“I know what it feels like to be an Indigenous woman in Saskatchewan trying to get home at night and not feeling safe.”
One of the projects that the actress and producer recently finished is the short film: Kwêskosîw (She Whistles), written and directed by non-binary Indigenous experimental filmmaker Thirza Cuthand. Sera-Lys felt increasingly drawn to the story after being asked to read part of the script at the Female Eye Film Festival panel. After getting in touch with Thirza, she was cast in the lead and tagged along as a mentée producer. The film, set in Saskatchewan, is a surrealist revenge MMIW (Missing and Murdered Indigenous Women) story that follows an Indigenous woman on her way to visit her girlfriend when she’s assaulted by her cab driver. For Sera-Lys, preparing for this character came very naturally to her. “I know what it feels like to be an Indigenous woman in Saskatchewan trying to get home at night and not feeling safe,” she says, referencing the very prevalent racial tension in the region, “It’s palpable. It’s not something you can just ignore if you are Indigenous.”
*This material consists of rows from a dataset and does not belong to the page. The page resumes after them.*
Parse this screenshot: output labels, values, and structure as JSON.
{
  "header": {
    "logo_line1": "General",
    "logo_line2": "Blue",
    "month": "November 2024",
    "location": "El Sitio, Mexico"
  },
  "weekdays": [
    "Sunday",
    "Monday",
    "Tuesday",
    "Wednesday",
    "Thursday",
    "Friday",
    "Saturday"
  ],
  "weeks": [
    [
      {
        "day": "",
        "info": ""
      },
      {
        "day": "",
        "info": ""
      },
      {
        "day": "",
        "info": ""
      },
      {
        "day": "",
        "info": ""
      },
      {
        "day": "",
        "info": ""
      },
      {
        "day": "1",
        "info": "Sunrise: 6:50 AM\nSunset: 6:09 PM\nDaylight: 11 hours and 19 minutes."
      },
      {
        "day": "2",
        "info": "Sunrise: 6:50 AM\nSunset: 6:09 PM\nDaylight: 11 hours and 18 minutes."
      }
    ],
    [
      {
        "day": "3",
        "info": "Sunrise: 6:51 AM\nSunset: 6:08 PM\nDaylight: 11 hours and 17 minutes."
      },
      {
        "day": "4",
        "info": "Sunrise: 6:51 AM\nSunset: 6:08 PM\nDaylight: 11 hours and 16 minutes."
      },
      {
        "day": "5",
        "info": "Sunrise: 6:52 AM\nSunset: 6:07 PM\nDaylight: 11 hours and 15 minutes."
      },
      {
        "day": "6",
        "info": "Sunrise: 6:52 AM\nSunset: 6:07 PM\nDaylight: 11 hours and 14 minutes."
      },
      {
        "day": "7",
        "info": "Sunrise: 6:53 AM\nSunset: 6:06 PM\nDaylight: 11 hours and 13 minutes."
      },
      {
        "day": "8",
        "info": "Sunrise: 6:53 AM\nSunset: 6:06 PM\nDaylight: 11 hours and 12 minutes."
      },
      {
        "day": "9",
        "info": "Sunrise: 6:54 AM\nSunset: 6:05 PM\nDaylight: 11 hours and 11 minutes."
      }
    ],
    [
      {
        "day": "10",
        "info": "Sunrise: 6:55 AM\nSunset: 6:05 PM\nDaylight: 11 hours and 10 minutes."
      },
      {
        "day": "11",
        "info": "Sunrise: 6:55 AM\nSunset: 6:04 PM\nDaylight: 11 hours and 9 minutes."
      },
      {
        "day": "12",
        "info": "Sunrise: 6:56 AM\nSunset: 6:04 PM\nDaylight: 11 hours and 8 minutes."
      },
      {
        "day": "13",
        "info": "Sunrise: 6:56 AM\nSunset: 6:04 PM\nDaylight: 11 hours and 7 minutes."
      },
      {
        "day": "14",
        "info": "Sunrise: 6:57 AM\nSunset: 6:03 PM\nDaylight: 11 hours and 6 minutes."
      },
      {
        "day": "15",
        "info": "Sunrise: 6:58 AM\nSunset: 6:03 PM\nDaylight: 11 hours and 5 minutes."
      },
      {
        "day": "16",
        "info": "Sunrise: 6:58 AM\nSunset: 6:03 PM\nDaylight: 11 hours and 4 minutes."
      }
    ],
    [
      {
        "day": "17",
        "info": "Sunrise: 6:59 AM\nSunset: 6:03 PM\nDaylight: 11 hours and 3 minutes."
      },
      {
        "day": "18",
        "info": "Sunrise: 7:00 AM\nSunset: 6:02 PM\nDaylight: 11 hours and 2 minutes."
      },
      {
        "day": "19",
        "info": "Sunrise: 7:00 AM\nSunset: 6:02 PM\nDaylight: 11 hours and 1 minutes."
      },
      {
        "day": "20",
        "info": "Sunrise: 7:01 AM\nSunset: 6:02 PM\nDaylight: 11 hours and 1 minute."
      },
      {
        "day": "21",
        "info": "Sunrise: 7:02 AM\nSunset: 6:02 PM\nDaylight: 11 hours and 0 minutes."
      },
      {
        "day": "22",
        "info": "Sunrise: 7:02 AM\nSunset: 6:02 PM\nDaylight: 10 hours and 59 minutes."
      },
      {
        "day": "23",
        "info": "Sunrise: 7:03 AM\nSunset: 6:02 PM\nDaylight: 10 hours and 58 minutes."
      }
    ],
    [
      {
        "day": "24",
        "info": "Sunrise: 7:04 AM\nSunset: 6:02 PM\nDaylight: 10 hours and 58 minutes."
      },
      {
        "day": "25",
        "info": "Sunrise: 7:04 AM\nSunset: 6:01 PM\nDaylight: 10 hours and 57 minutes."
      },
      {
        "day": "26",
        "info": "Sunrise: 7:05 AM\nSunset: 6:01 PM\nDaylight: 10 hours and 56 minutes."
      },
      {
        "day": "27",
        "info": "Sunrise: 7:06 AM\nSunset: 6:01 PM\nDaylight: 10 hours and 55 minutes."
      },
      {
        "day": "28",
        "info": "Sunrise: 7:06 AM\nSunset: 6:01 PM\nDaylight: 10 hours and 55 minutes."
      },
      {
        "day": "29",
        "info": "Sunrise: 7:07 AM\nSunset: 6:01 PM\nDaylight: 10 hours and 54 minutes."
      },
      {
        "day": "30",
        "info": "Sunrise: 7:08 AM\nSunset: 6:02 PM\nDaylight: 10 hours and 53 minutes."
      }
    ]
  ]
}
While this may appear like a typical tragedy, the tables do turn, and vindication prevails. It is not trauma porn that dwells on the pain of others for the viewer’s perversion. It’s a tale of empowerment that simultaneously shines a light on a horrific issue faced by Native women, girls, and two-spirit people in North America. “It’s more drama than trauma,” she chuckles. Throughout her career, Sera-Lys McArthur has portrayed various tragic matters her community is unfortunately not unfamiliar with, from assault to suicide. It’s worth noting that every individual’s experience with issues like these are different. While she does aim to give a voice to those who’ve been silenced, she never wishes to become a mascot for a particular issue or struggle. Simplification of the immense complexities and intersectional depths of these issues would merely harm awareness movements and halter progress. One might also assume that work like this might start to wear on you over the years, but Sera-Lys finds acting to be a tool of healing—letting her work through her own troubles through the movement of others.
“I find telling the truth of the stories and the ugliness of the stories cathartic. I don’t find it traumatic. I process emotions through my body. When I tell stories, I feel like I’m releasing them. So I’m releasing the truth of that person that I’m representing. I’m releasing that to the world and raising awareness about it so other people can understand.”
— Sera-Lys McArthur
Written by Malin Evita
Evita is the host and producer of the podcast, Instagram curator, and a writer focused on script, cultural commentary, and film analysis. She is a Vocal grand prize winner and recently her HNC in Professional Writing Skills. Through storytelling, she aims to amplify empathy and human connectivity.